1814.—“Under the roof, throughout all the apartments, are iron rings, from which the tattees or screens of sweet scented grass, were suspended.”—Forbes, Or. Mem. iv. 6; [2nd ed. ii. 392].

1828.—“An early breakfast was over; the well watered tatties were applied to the windows, and diffused through the apartment a cool and refreshing atmosphere which was most comfortably contrasted with the white heat and roar of the fierce wind without.”—The Kuzzilbash, I. ii.

TAUT, s. Hind. tat, [Skt. tratra, ‘defence,’ or tantri, ‘made of threads’]. Sackcloth.

[c. 1810.—“In this district (Dinajpoor) large quantities of this cloth (Tat or Choti) are made.…”—Buchanan, Eastern India, ii. 851.]

1820.—“…made into coarse cloth taut, by the Brinjaries and people who use pack bullocks for making bags (gonies, see GUNNY) for holding grain, &c.”—Tr. Bo. Lit. Soc. iii. 244.

TAVOY, n.p. A town and district of what we call the Tenasserim Province of B. Burma. The Burmese call it Dha-wé; but our name is probably adopted from a Malay form. The original name is supposed to be Siamese. [The Burmah Gazetteer (ii. 681) gives the choice of three etymologies: ‘landing place of bamboos’; from its arms (dha, ‘a sword,’ way, ‘to buy’); from Hta-way, taken from a cross-legged Buddha.]

1553.—“The greater part of this tract is mountainous, and inhabited by the nation of Brammás and Jangomas, who interpose on the east of this kingdom (Pegu) between it and the great kingdom of Siam; which kingdom of Siam borders the sea from the city of Tavay downwards.”—Barros, III. iii. 4.

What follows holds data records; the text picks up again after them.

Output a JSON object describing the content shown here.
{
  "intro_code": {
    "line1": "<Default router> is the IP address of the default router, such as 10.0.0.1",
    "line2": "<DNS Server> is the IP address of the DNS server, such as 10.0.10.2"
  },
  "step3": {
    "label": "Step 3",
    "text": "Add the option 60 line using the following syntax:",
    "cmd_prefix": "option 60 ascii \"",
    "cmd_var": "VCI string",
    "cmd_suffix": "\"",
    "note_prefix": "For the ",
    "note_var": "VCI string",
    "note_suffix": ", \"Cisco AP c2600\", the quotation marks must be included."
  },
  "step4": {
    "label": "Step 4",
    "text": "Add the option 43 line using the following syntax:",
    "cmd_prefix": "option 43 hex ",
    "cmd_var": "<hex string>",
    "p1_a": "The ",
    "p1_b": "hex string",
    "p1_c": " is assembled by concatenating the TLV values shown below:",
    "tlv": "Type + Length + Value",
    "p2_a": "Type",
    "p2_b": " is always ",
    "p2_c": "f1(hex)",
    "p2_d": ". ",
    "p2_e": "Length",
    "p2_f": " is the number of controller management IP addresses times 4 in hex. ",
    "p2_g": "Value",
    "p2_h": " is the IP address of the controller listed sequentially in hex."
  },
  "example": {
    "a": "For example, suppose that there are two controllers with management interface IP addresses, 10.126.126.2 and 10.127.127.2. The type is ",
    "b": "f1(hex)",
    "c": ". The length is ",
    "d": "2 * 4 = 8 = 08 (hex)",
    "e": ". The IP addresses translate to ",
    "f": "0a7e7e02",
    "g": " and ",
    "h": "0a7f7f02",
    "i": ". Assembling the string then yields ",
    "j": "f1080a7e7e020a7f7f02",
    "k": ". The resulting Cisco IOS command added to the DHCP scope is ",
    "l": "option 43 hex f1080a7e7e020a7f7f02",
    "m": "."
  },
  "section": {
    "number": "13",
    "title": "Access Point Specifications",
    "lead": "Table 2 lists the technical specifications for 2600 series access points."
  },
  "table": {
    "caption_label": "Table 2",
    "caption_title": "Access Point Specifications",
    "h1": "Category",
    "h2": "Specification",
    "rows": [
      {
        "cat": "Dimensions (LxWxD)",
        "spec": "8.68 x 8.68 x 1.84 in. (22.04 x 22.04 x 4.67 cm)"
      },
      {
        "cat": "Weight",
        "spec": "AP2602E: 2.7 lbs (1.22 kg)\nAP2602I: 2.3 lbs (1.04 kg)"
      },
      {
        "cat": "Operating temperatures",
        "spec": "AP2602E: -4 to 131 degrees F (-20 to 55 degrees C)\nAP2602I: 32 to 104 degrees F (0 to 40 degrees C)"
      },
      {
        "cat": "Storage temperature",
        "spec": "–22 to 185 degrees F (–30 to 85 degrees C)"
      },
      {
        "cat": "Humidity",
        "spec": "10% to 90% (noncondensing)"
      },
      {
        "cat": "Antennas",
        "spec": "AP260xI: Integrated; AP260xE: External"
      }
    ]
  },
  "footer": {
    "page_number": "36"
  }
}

1583.—“Also some of the rich people in a place subject to the Kingdom of Pegu, called Tavae, where is produced a quantity of what they call in their language Calain, but which in our language is called Calaia (see CALAY), in summer leave their houses and go into the country, where they make some sheds to cover them, and there they stop three months, leaving their usual dwellings with food in them for the devil, and this they do in order that in the other nine months he may give them no trouble, but rather be propitious and favourable to them.”—G. Balbi, f. 125.

1587.—“…Iland of Tavi, from which cometh great store of Tinne which serveth all India.”—R. Fitch, in Hakl. ii. 395.

1695.—“10th. That your Majesty, of your wonted favour and charity to all distresses, would be pleased to look with Eyes of Pity, upon the poor English Captive, Thomas Browne, who is the only one surviving of four that were accidentally drove into Tauwy by Storm, as they were going for Atcheen about 10 years ago, in the service of the English Company.”—Petition to the King of Burma, presented at Ava by Edward Fleetwood, in Dalrymple, Or. Repert. ii. 374.

  By PanEris using Melati.

Previous chapter Back Home Email this Search Discuss Bookmark Next chapter/page
Copyright: All texts on Bibliomania are © Bibliomania.com Ltd, and may not be reproduced in any form without our written permission.
See our FAQ for more details.